Material supplied Block Start

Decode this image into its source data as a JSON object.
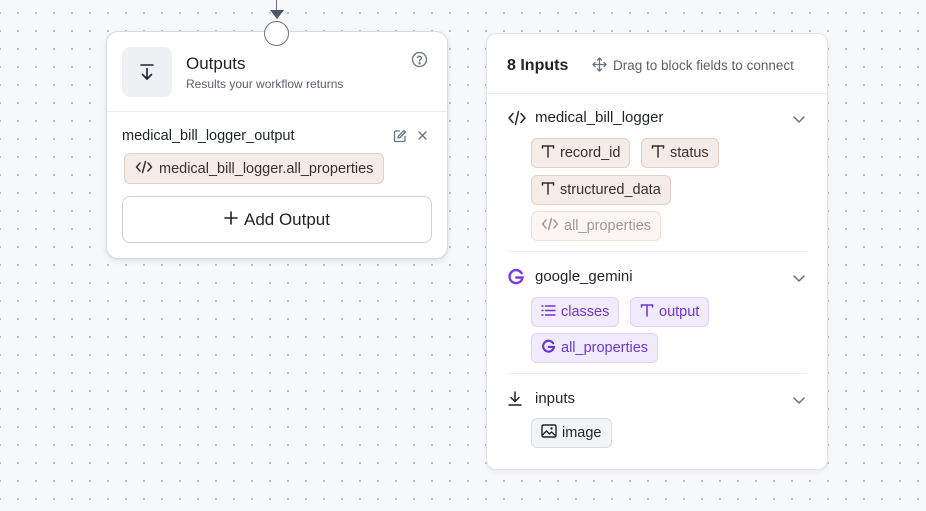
{
  "outputs_card": {
    "title": "Outputs",
    "subtitle": "Results your workflow returns",
    "field_label": "medical_bill_logger_output",
    "field_value": "medical_bill_logger.all_properties",
    "add_button": "Add Output",
    "icons": {
      "header": "arrow-down-icon",
      "help": "help-icon",
      "edit": "edit-icon",
      "close": "close-icon",
      "add": "plus-icon",
      "code": "code-icon"
    }
  },
  "inputs_panel": {
    "title": "8 Inputs",
    "drag_hint": "Drag to block fields to connect",
    "groups": [
      {
        "name": "medical_bill_logger",
        "icon": "code-icon",
        "fields": [
          {
            "label": "record_id",
            "icon": "text-type-icon"
          },
          {
            "label": "status",
            "icon": "text-type-icon"
          },
          {
            "label": "structured_data",
            "icon": "text-type-icon"
          },
          {
            "label": "all_properties",
            "icon": "code-icon",
            "faded": true
          }
        ]
      },
      {
        "name": "google_gemini",
        "icon": "google-icon",
        "fields": [
          {
            "label": "classes",
            "icon": "list-icon"
          },
          {
            "label": "output",
            "icon": "text-type-icon"
          },
          {
            "label": "all_properties",
            "icon": "google-icon"
          }
        ]
      },
      {
        "name": "inputs",
        "icon": "download-icon",
        "fields": [
          {
            "label": "image",
            "icon": "image-icon"
          }
        ]
      }
    ]
  },
  "colors": {
    "tan_chip_bg": "#f6ece7",
    "purple_chip_bg": "#f1ecfd",
    "purple_text": "#6d35d1",
    "google_purple": "#7c3aed"
  }
}
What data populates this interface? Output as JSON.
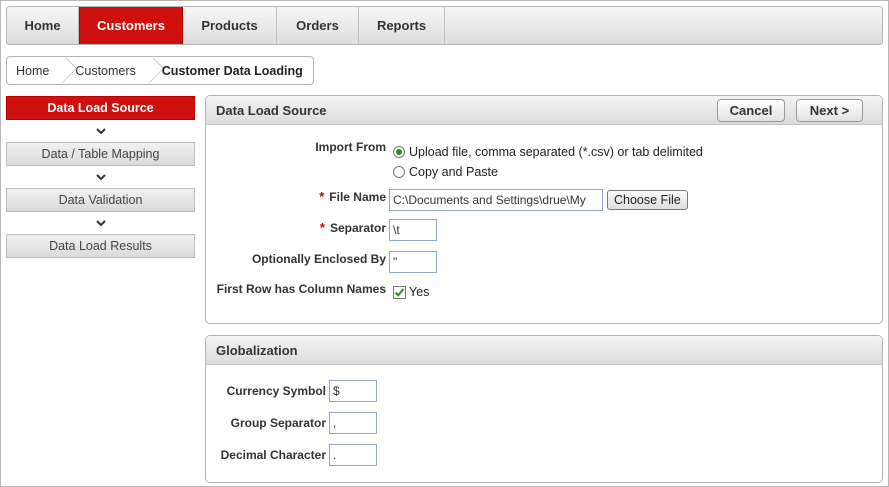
{
  "topnav": {
    "tabs": [
      {
        "label": "Home",
        "active": false
      },
      {
        "label": "Customers",
        "active": true
      },
      {
        "label": "Products",
        "active": false
      },
      {
        "label": "Orders",
        "active": false
      },
      {
        "label": "Reports",
        "active": false
      }
    ]
  },
  "breadcrumb": {
    "items": [
      "Home",
      "Customers"
    ],
    "current": "Customer Data Loading"
  },
  "wizard": {
    "steps": [
      {
        "label": "Data Load Source",
        "active": true
      },
      {
        "label": "Data / Table Mapping",
        "active": false
      },
      {
        "label": "Data Validation",
        "active": false
      },
      {
        "label": "Data Load Results",
        "active": false
      }
    ]
  },
  "source_panel": {
    "title": "Data Load Source",
    "cancel_label": "Cancel",
    "next_label": "Next >",
    "import_from": {
      "label": "Import From",
      "options": [
        "Upload file, comma separated (*.csv) or tab delimited",
        "Copy and Paste"
      ],
      "selected_index": 0
    },
    "file_name": {
      "label": "File Name",
      "value": "C:\\Documents and Settings\\drue\\My",
      "button": "Choose File",
      "required_mark": "*"
    },
    "separator": {
      "label": "Separator",
      "value": "\\t",
      "required_mark": "*"
    },
    "enclosed_by": {
      "label": "Optionally Enclosed By",
      "value": "\""
    },
    "first_row": {
      "label": "First Row has Column Names",
      "checked": true,
      "option": "Yes"
    }
  },
  "glob_panel": {
    "title": "Globalization",
    "currency": {
      "label": "Currency Symbol",
      "value": "$"
    },
    "group_sep": {
      "label": "Group Separator",
      "value": ","
    },
    "decimal": {
      "label": "Decimal Character",
      "value": "."
    }
  },
  "colors": {
    "accent": "#d00f0f",
    "check": "#2a8a2a"
  }
}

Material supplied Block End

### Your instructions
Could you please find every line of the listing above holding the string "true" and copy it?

### Reply
            "faded": true
        "active": true
        "active": true
      "checked": true,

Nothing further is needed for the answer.